:: TASK DESCRIPTION ::
Scan the records for "Heatmap" and copy each line that contains it.

%%

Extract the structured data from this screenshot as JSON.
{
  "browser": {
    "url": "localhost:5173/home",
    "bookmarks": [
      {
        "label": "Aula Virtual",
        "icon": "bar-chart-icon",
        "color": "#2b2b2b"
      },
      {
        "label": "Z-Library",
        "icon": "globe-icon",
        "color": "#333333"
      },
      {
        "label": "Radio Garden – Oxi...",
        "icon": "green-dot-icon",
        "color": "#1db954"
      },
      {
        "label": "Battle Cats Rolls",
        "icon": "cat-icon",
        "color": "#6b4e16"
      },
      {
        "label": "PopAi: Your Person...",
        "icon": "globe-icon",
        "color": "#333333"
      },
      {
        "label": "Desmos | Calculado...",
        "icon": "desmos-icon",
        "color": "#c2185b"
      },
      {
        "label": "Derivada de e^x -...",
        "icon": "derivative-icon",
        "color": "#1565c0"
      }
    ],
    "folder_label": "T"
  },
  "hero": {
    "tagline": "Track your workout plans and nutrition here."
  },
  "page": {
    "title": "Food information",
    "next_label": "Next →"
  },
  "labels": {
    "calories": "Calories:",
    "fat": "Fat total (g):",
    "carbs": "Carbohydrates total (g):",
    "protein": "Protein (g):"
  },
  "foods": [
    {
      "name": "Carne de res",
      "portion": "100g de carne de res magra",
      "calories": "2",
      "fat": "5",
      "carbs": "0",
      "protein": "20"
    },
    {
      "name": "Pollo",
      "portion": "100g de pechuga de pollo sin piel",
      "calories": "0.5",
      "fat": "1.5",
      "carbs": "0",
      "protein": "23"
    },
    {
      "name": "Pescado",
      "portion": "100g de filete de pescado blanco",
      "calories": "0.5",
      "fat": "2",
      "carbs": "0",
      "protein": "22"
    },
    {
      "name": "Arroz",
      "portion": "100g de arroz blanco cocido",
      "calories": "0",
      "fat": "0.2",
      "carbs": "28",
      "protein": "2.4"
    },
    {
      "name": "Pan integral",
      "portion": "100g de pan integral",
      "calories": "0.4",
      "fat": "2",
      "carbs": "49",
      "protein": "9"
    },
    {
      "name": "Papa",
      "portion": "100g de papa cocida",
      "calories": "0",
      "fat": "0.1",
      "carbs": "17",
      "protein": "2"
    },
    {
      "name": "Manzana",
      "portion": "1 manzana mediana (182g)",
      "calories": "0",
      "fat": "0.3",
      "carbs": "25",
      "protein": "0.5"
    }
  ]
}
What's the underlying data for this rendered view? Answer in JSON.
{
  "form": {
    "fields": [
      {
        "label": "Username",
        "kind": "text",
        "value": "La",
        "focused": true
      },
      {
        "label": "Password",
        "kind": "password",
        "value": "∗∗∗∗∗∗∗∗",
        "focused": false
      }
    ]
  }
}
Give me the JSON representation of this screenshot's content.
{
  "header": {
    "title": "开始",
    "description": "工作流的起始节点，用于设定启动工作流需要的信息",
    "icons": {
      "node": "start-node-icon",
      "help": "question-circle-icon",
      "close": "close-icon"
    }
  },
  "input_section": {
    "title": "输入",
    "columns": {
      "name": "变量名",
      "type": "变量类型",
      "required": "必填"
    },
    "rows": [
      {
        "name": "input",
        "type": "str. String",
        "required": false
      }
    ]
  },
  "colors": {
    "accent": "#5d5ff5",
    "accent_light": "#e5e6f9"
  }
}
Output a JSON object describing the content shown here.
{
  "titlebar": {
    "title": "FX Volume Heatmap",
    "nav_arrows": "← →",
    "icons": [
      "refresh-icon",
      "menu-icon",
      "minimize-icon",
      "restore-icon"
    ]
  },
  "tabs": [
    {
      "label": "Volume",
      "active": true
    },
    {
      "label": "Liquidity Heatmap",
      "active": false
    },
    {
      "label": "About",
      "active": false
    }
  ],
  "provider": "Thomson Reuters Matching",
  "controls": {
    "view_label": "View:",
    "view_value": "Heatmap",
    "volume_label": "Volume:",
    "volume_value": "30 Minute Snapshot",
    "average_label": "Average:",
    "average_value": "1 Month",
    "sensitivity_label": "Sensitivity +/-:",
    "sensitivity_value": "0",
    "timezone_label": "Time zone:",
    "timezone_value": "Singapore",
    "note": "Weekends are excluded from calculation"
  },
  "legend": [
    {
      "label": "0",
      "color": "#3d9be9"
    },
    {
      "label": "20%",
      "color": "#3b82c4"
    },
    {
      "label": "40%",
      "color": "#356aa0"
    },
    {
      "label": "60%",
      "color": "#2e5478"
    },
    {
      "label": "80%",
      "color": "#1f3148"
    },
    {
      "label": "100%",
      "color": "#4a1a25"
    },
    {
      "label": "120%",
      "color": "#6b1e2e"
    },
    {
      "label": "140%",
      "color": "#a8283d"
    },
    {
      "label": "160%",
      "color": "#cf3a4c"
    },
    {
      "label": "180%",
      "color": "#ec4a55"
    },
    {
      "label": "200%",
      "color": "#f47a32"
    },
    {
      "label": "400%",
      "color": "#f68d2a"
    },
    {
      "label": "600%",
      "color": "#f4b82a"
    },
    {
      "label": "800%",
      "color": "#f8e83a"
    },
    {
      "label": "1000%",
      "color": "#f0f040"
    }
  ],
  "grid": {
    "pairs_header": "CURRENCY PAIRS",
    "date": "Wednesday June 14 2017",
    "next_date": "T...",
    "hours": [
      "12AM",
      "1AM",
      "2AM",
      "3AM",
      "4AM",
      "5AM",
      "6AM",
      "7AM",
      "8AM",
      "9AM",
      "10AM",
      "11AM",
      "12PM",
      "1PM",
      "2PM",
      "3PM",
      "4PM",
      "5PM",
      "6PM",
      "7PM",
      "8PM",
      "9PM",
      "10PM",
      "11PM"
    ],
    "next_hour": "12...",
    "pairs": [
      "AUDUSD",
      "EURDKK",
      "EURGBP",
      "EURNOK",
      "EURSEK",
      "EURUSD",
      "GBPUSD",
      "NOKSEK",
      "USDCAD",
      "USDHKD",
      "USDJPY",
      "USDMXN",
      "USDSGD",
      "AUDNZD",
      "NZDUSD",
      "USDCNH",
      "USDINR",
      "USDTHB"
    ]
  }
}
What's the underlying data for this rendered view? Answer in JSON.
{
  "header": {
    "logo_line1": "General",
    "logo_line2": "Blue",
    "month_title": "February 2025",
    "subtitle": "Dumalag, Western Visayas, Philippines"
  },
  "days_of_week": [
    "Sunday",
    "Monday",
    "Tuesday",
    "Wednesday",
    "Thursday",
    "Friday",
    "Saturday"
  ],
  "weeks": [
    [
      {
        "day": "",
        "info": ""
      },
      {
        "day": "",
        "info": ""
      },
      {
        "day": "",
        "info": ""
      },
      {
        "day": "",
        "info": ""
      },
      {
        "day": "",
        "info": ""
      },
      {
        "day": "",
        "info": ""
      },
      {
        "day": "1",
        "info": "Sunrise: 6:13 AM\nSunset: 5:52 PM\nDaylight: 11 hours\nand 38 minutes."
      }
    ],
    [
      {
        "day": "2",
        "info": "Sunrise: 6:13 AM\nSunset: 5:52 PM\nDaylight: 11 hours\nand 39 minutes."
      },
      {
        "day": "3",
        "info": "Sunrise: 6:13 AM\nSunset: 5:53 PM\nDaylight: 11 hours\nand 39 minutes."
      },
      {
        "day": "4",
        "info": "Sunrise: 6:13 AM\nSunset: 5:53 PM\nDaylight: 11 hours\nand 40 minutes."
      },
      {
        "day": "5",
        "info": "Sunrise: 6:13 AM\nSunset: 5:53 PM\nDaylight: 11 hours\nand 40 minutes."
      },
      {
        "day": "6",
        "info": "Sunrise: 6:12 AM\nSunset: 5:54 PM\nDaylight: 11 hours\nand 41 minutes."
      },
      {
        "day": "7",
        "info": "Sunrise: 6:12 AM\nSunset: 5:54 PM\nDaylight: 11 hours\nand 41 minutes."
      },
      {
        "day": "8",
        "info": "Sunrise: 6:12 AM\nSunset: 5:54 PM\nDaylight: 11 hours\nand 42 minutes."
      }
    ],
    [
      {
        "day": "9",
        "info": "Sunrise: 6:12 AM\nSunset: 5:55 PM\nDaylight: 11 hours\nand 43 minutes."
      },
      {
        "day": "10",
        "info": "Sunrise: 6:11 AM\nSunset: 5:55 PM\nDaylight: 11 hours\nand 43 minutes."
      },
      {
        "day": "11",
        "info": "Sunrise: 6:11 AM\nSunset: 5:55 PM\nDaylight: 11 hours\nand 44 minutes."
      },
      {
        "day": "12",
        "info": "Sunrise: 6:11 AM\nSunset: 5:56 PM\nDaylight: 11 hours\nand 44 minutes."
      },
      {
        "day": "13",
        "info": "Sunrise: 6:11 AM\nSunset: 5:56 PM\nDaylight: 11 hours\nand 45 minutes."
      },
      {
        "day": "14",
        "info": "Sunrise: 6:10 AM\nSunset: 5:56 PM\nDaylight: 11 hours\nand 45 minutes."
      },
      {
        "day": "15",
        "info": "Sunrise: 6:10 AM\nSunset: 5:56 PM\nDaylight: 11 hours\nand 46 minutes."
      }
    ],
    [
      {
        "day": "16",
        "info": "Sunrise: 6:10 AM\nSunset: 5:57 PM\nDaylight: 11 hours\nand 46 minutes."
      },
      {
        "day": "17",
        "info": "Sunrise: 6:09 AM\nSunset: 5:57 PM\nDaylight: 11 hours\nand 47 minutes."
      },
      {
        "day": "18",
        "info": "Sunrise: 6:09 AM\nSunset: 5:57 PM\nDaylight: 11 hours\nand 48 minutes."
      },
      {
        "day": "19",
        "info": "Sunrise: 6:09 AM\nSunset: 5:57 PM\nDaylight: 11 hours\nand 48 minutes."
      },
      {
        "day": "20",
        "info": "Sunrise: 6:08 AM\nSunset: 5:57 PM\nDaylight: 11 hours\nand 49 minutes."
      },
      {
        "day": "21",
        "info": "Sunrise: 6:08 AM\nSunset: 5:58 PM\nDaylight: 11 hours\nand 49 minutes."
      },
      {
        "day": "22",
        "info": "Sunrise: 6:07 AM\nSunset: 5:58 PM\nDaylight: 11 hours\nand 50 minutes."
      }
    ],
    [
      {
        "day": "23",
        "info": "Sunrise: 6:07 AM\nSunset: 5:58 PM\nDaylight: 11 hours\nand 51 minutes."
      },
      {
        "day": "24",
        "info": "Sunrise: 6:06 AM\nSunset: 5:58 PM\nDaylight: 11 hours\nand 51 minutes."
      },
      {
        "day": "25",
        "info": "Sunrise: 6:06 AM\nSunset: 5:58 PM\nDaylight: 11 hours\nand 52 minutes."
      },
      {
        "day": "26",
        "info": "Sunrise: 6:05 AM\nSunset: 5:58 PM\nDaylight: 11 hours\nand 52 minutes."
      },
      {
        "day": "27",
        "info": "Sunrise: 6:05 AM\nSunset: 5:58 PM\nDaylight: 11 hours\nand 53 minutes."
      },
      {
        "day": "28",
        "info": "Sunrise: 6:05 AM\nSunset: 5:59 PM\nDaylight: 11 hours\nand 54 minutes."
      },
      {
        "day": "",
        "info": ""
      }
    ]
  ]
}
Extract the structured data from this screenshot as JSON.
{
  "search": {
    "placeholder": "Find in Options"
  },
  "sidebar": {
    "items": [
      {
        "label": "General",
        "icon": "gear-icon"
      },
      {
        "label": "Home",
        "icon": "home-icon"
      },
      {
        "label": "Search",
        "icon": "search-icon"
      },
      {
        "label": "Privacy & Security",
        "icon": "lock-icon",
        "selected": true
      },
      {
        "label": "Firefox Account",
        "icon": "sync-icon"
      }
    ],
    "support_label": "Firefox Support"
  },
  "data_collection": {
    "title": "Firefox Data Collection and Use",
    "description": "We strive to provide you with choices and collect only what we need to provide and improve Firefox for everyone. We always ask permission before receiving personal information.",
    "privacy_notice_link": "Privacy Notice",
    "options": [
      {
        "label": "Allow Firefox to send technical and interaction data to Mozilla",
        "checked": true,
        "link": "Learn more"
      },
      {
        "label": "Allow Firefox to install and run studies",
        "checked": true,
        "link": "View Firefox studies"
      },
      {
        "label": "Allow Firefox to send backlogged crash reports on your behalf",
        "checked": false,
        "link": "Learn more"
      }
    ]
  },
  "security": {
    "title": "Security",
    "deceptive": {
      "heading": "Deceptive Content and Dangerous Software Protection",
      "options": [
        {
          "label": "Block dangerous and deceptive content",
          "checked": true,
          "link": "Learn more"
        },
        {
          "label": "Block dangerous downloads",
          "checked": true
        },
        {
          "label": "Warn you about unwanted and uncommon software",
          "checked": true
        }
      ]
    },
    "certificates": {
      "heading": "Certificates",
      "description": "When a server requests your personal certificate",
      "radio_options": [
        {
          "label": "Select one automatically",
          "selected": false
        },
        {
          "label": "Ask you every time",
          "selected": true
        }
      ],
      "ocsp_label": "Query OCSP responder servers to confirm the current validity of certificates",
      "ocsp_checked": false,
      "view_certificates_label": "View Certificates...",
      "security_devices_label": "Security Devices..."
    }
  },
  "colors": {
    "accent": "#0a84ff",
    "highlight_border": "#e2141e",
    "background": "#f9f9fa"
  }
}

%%

:: YOUR RESPONSE ::
    "title": "FX Volume Heatmap",
      "label": "Liquidity Heatmap",
    "view_value": "Heatmap",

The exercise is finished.